We know what you’re thinking… we’re talking about summer sleep, and we get lots of sunshine exposure in summer. Why would I need a Vitamin D supplement in the summer? Just because the sun is out doesn’t mean we’re out in it enough to provide the amount of Vitamin D we need for our bodies to thrive.

Right… so do I need a Vitamin D supplement?

That little bit of extra summer sun exposure you may be getting is beneficial, but may not be enough to combat poor sleep. Whether or not you’re currently supplementing Vitamin D, here are a few things to consider: 

  • Are you deficient? How much should you be taking? Does this amount change seasonally based on where you live? These are all GREAT questions to discuss with your doctor to ensure you’re getting the amount of Vitamin D you need. 
  • Are you taking Vitamin D with food? Vitamin D is fat soluble which means that it should be taken with certain foods to ensure the best absorption of the supplement.
  • Have you analyzed your diet? Are you eating foods that contain Vitamin D (mushrooms, egg yolks, cheese, salmon are a few examples). These are good to mention to your doctor as well.
  • How much sun are you getting? Are you wearing sunscreen when you’re in the sun? How long are you in it and where? Why do these things matter? You cannot get the Vitamin D benefits of sunshine through a glass window or with sunscreen on. 
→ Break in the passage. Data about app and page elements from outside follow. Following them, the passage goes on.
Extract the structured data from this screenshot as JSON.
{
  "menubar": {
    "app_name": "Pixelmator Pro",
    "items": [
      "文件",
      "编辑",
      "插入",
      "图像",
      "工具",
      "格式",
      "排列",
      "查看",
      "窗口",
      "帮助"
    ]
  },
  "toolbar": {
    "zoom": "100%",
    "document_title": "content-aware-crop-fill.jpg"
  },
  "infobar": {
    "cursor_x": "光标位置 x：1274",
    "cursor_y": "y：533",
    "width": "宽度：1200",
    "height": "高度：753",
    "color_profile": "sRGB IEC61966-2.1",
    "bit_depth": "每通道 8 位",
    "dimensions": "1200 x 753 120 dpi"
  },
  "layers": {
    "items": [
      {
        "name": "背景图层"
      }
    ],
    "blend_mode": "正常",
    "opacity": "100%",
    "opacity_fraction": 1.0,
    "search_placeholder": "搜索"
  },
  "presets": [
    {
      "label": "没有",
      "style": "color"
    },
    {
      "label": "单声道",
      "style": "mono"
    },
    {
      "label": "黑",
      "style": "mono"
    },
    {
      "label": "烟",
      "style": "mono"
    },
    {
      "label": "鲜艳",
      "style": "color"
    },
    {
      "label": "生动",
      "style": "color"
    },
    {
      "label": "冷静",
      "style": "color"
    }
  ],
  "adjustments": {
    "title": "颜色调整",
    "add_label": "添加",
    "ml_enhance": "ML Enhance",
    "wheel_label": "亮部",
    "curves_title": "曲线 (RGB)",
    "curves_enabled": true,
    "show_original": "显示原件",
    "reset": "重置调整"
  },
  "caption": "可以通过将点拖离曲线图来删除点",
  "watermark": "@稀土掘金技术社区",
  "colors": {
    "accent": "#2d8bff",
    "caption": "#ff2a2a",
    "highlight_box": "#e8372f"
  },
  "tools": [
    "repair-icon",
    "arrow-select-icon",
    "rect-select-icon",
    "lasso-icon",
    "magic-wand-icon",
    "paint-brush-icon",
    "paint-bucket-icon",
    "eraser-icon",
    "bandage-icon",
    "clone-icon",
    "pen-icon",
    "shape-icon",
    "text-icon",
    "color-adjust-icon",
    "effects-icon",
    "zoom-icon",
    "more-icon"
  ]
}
The takeaway? Vitamin D is important but you should talk with your doctor first about your individual needs. 

Additional summer sleep hacks

Woman journaling as part of her bedtime routineWoman journaling as part of her bedtime routine

Outside of Vitamin D, here are a few more things to consider implementing to help you get the Z’s you deserve:

  • Temperature: Keep the temperature of your bedroom in that 60 to 67 degree zone by using the AC or opening up the windows for a cool breeze. You can also utilize a fan to help your body regulate your temp while you sleep.
  • Sleep schedule: Late nights happen but if you’re going to bed super late a few days a week, it is enough to make you feel jetlagged during the day. The more structure around your sleep, the more your body adapts to that schedule, and the better sleep you will get. 
  • Screen time: Turn off the TV, put down the phone, and opt for a book instead or journal to start relaxing. The less blue light you’re seeing heading into nighttime, the better for your circadian rhythm. 

Plus, a Happsy organic mattress, of course!

Comfort is HUGE for a good night’s rest and knowing you’re going to bed without the toxic chemicals helps a mind rest easy. Plus organic mattress materials are inherently more breathable than petroleum-based foams that make you feel hot and sweaty. Getting a Happsy organic mattress may just be the summer self care you need.

Everyone is different, and some sleep factors are simply out of your control (like the big, cuddly dog you may share a bed with!). But experimenting with the things you can do to help your body settle down at night, can be extremely beneficial for you to be your best, most rested self all summer long.